● Directions: Lines holding the word "this": how many does the material below have? Answer with nothing but the number.

● Available data:
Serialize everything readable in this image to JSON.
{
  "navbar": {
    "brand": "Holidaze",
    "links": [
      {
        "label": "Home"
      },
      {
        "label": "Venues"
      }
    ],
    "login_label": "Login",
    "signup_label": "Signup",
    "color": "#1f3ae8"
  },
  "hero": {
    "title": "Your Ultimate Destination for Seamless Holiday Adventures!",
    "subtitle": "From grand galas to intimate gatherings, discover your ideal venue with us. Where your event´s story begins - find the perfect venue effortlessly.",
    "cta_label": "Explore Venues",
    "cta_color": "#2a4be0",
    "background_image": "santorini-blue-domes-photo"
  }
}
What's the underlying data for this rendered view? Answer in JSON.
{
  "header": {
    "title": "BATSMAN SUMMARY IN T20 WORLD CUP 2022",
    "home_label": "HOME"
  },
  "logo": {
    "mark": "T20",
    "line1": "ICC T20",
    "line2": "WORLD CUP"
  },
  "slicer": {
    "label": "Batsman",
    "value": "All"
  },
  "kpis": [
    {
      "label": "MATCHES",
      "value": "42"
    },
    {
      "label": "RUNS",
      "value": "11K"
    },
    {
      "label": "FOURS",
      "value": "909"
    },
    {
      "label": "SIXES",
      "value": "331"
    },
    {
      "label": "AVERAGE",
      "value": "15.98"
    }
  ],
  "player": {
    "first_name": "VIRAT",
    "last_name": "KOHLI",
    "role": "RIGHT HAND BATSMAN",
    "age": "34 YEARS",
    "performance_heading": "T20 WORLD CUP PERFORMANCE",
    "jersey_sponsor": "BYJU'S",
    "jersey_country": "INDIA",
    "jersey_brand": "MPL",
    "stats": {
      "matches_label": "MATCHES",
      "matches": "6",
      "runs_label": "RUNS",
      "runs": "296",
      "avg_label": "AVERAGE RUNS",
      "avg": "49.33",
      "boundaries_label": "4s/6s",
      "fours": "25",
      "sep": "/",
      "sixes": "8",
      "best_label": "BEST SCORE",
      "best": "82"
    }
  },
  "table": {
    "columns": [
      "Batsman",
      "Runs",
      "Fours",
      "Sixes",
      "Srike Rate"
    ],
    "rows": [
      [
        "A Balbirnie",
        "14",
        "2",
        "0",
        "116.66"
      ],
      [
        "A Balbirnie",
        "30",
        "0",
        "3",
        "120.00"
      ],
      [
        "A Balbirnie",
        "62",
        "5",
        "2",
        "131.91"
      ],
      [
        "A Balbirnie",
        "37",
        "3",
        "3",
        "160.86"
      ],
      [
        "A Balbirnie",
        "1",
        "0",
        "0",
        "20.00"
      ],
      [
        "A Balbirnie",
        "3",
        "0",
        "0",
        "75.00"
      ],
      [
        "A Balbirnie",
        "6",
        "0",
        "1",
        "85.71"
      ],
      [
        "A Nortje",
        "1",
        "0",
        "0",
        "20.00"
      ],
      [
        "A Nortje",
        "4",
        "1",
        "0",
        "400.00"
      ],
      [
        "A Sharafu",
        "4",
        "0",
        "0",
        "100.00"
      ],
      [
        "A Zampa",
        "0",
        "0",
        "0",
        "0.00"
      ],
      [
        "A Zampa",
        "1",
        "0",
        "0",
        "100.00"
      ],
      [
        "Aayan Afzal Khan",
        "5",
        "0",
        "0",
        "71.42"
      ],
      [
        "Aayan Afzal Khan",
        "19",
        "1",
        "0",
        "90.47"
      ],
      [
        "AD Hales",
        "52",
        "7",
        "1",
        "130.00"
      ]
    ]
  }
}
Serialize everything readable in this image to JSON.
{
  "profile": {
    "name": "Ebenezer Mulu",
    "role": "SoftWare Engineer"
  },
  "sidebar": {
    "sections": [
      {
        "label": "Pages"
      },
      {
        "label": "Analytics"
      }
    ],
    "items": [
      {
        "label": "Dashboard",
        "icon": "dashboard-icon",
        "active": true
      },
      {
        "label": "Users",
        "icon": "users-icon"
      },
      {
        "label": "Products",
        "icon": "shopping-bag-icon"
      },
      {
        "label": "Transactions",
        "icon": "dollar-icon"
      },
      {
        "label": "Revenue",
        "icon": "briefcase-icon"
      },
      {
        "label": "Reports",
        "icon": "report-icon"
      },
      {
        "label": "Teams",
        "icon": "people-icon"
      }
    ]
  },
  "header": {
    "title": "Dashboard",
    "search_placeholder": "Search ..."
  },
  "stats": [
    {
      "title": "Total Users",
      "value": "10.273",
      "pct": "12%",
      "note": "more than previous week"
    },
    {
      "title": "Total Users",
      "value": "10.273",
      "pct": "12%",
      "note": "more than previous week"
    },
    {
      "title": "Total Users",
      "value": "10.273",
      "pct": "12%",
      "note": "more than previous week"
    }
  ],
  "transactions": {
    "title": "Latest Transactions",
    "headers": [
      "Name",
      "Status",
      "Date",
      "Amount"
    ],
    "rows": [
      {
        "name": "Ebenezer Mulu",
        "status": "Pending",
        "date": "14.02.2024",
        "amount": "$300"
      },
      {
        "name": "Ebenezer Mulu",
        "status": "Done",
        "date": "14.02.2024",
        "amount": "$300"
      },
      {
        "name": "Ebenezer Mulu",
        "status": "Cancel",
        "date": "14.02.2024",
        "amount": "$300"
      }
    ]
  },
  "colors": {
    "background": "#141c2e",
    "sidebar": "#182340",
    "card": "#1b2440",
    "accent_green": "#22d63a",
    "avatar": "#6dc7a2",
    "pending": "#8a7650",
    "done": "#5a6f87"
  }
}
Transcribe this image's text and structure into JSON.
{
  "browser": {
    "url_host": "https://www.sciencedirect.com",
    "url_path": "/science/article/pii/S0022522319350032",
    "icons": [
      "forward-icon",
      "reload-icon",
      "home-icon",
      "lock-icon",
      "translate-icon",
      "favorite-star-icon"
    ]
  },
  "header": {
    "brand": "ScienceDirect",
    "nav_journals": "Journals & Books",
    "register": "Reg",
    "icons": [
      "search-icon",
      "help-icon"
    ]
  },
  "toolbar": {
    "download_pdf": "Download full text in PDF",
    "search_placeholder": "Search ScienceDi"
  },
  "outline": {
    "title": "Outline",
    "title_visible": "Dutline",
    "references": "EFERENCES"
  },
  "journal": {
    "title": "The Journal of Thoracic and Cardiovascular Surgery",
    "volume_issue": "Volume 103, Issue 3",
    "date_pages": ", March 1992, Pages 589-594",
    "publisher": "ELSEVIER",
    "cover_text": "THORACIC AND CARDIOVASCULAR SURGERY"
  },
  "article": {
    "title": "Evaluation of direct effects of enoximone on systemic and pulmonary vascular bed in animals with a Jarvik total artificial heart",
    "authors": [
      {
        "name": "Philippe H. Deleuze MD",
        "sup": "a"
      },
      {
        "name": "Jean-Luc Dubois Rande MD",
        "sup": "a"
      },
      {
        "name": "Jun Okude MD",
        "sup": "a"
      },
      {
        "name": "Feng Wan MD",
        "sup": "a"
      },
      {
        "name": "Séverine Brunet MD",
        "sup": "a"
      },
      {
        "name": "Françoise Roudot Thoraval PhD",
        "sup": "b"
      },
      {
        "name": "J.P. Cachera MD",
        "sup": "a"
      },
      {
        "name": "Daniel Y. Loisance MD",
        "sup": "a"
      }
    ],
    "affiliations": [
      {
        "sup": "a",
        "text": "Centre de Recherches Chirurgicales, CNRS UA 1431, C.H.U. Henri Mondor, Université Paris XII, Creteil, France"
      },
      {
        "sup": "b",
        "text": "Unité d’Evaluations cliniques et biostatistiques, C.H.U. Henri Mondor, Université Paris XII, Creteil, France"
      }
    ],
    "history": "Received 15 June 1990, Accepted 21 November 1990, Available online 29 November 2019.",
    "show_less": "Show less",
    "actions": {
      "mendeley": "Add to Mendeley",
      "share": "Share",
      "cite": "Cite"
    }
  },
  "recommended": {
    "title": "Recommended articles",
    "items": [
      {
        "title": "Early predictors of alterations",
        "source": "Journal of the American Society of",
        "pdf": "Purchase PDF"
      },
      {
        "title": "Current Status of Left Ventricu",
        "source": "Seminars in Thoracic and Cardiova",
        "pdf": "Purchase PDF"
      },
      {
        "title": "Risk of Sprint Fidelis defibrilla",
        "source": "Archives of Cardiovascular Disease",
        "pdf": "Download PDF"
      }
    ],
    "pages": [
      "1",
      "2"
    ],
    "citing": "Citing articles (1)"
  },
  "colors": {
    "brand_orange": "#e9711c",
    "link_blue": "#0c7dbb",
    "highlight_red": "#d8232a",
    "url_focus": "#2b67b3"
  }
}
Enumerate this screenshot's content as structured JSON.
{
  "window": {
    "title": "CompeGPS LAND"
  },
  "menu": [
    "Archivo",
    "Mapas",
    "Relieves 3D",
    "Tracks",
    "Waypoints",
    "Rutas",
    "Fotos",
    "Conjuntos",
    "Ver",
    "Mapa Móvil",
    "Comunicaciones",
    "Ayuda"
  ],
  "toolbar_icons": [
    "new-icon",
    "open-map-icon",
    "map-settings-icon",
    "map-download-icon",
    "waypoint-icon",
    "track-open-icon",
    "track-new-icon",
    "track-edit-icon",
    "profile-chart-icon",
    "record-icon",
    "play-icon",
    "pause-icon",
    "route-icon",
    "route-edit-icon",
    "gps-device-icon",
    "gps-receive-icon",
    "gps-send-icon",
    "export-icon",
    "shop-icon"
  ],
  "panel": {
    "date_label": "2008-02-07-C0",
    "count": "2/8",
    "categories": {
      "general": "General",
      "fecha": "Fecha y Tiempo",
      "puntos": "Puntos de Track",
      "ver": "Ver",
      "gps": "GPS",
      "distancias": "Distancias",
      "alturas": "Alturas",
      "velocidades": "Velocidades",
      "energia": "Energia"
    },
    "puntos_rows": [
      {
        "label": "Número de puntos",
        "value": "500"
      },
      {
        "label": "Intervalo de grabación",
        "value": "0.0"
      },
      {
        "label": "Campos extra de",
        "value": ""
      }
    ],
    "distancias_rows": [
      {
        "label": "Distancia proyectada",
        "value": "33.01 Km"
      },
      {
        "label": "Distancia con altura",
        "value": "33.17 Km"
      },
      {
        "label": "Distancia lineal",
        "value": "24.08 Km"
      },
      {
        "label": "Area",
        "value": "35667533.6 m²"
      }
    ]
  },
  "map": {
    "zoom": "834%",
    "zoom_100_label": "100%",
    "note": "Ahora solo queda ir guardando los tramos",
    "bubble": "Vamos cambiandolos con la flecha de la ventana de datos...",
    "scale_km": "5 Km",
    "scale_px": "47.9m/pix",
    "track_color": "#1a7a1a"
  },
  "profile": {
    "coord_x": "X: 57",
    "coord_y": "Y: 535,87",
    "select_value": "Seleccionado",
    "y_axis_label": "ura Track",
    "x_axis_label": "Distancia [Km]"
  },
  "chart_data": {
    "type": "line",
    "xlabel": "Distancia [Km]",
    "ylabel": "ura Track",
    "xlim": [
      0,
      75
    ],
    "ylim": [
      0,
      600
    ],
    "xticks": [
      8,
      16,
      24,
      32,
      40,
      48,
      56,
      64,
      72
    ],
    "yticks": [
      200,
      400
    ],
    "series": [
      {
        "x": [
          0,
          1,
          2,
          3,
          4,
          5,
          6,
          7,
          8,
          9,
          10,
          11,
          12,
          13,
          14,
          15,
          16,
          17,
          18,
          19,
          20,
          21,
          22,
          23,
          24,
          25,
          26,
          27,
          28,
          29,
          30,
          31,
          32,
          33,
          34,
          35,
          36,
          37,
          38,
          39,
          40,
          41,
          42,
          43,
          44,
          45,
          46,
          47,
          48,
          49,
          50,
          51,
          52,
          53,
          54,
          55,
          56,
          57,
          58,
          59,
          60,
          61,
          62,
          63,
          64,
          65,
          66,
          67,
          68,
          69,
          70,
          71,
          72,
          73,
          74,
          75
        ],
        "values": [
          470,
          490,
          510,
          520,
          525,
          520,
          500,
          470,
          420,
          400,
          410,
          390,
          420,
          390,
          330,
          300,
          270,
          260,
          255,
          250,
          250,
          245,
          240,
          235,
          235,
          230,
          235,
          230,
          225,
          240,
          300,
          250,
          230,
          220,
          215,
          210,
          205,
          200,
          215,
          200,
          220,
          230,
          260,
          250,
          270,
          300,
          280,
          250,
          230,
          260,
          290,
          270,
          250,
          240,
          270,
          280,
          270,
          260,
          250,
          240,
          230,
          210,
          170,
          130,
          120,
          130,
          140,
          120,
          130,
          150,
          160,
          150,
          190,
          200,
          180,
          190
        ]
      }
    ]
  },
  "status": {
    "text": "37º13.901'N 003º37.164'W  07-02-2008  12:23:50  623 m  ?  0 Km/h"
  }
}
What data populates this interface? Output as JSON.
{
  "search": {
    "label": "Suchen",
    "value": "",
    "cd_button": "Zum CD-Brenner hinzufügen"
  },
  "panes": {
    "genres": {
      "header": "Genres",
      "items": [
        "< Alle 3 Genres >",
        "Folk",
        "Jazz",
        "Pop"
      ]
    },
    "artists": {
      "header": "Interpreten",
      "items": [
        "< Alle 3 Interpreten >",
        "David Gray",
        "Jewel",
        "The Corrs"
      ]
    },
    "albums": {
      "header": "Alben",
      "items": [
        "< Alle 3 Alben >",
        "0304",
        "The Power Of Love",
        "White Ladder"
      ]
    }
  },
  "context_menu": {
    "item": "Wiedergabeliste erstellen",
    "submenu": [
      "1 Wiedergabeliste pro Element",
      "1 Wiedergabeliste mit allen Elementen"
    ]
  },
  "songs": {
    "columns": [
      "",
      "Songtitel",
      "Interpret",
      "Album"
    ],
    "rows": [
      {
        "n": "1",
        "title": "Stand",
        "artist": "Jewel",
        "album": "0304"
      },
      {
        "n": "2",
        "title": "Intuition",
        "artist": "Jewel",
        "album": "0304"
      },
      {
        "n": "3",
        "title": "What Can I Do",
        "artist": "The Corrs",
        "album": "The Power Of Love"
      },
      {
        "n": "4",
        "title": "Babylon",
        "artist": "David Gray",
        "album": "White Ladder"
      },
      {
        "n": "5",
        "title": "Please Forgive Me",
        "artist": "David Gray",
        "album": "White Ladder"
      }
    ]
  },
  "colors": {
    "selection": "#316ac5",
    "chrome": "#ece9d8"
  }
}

● Exercise response: 6